Cancer, Christmas, and Hobbits
Making Wisdom Popular
A few days ago, I was informed that a dearly beloved family member has had their cancer return. About nine years ago, they were diagnosed with Stage III breast cancer. Two years later, they beat it, but always knew it was possible it could come back. Each new year cancer-free was met with increasing optimism. As anyone who has survived cancer knows, the five-year-mark is key. It, too, was passed, accompanied by a sigh of relief.
That changed a week ago. The cancer has returned, about seven years later. This time, it’s in their bones, which means it is no longer simply “breast cancer,” but “metastatic breast cancer.” Metastatic as in “metastasized,” as in “spread.” All metastatic breast cancer—cancer of the breast that has spread to a part of the body other than the breast—is an automatic Stage IV. As Christopher Hitchens once noted after a Stage IV esophageal cancer diagnosis, “There is no Stage V.” The disease would go on to claim him.
I had a beautiful conversation with this dearly loved family member today. Fortunately, the cancer is only a few small spots on their bones—it has not spread to any internal organs; and it appears their bones have already begun defending themselves against the cancer (apparently they can either simply disintegrate, or engage in proactive attempts to isolate the cancer—that’s what theirs is doing). It’s also a slow-growing variety. The time frame of life could be as short as 2 years, but it could also be as long as decades. While there are reasons to be optimistic, the diagnosis itself is certainly sobering.

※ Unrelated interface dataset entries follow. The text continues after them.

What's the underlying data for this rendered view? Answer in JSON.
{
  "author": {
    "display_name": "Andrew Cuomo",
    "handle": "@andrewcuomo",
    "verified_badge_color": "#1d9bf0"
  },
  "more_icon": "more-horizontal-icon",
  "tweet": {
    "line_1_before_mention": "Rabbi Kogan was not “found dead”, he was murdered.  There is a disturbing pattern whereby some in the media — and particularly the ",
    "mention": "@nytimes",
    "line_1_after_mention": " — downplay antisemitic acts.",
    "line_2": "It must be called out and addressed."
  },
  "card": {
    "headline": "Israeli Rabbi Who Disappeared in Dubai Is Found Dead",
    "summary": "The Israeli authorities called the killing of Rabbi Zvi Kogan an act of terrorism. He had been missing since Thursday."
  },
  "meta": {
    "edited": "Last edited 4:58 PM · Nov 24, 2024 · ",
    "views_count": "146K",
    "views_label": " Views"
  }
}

In a few days, we’ll all be getting together for Christmas, having a good meal, and going to enjoy some s’mores under a new gazebo out in the backyard of a house I’ve visited since I was a baby. We used to have camping sleepovers in that backyard when I was young.
And it just struck me: I infinitely prefer s’mores with love, to power, fame, and money, without it. Time is precious. None of us is guaranteed tomorrow. Nor is this mindset I (try to) have simply because of Christmas. It’s a habit of mind I have been deeply convicted about the last decade or so as I read the wise words of great Sages throughout history—words that have a way of enlarging and illuminating the puny perspective we each tend to fall into naturally.
I’m from California, but spent many years in other states getting educated and working. I moved back to my beloved home-state in 2017 after law school—a decision that makes zero sense financially, but which makes all the sense in the world for the things that matter most—family; friends; roots. Jet planes get me everywhere else.
But these things don’t last forever—and they are infinitely more precious than the wares of this world. With these, my conscience is at ease. As George Washington once observed, “of the consolations which are to be derived from these (under any circumstances) the world cannot deprive me.” I concluded long ago, after life had sobered up my youthful naivete, that these are what matter most. They are, in the deepest sense, irreplaceable.
It is, in my view, extremely helpful to remember how little time we have (even if we live to 100)—how few of us will simply not be remembered by other human beings after we are gone (so we better strive to be remembered by God)—and how, in most areas of life, the “still small voice” of love and intimacy always beats the drama of fires and earthquakes.
How easily we forget these things. “Faith, hope, and love; these remain. But the greatest of these is love.” It’s why on my desk, I carry on a great Catholic custom of placing a skull—a memento mori, or “memory of death.” A reminder that my time is finite, and the Four Last Things remain ahead—death, Judgment, Heaven, hell.
“We’re all terminal,” my beloved family member said, with a laugh. It’s true. We may delay the inevitable, but it remains inevitable. We each have this “Ring” to bear—this source of evil, pain, and death for ourselves and the world. None of us want this, but like Frodo, it’s ours whether we want it or not. But as Gandalf reminded the ring-bearer, “All we have to decide is what to do with the time that is given to us.”
It is thus auspicious that this news comes during the Christmas season, when we celebrate the greatest Mystery ever proposed to the soul of man: the Incarnation of God as the Christ-child, in a meek and lowly manger, in a backwater Jewish town—quietly, humbly, and with barely any notice. We celebrate the birth of “God’s Hobbit,” as one of the little things of this world. This Child would go on to climb His own “Mount Doom”—a mount upon which He joined Himself in every possible way to the pain and suffering of His creatures, destroyed the Ring, and thereby redeemed us from its power—a gift we need only accept. It is no coincidence Tolkien informs us that the Lord of the Rings, and the Ring itself, was destroyed by Frodo on March 25—the traditional day on which Mary was informed that in Her womb, the Divine Child was now growing—the day of the Incarnation.
On this we place our hope, on the “small things with great Love,” as Mother Teresa once said—on the Hobbits with heart, more than the kings with swords—
On s’mores with Love, more than the goods of this world without it.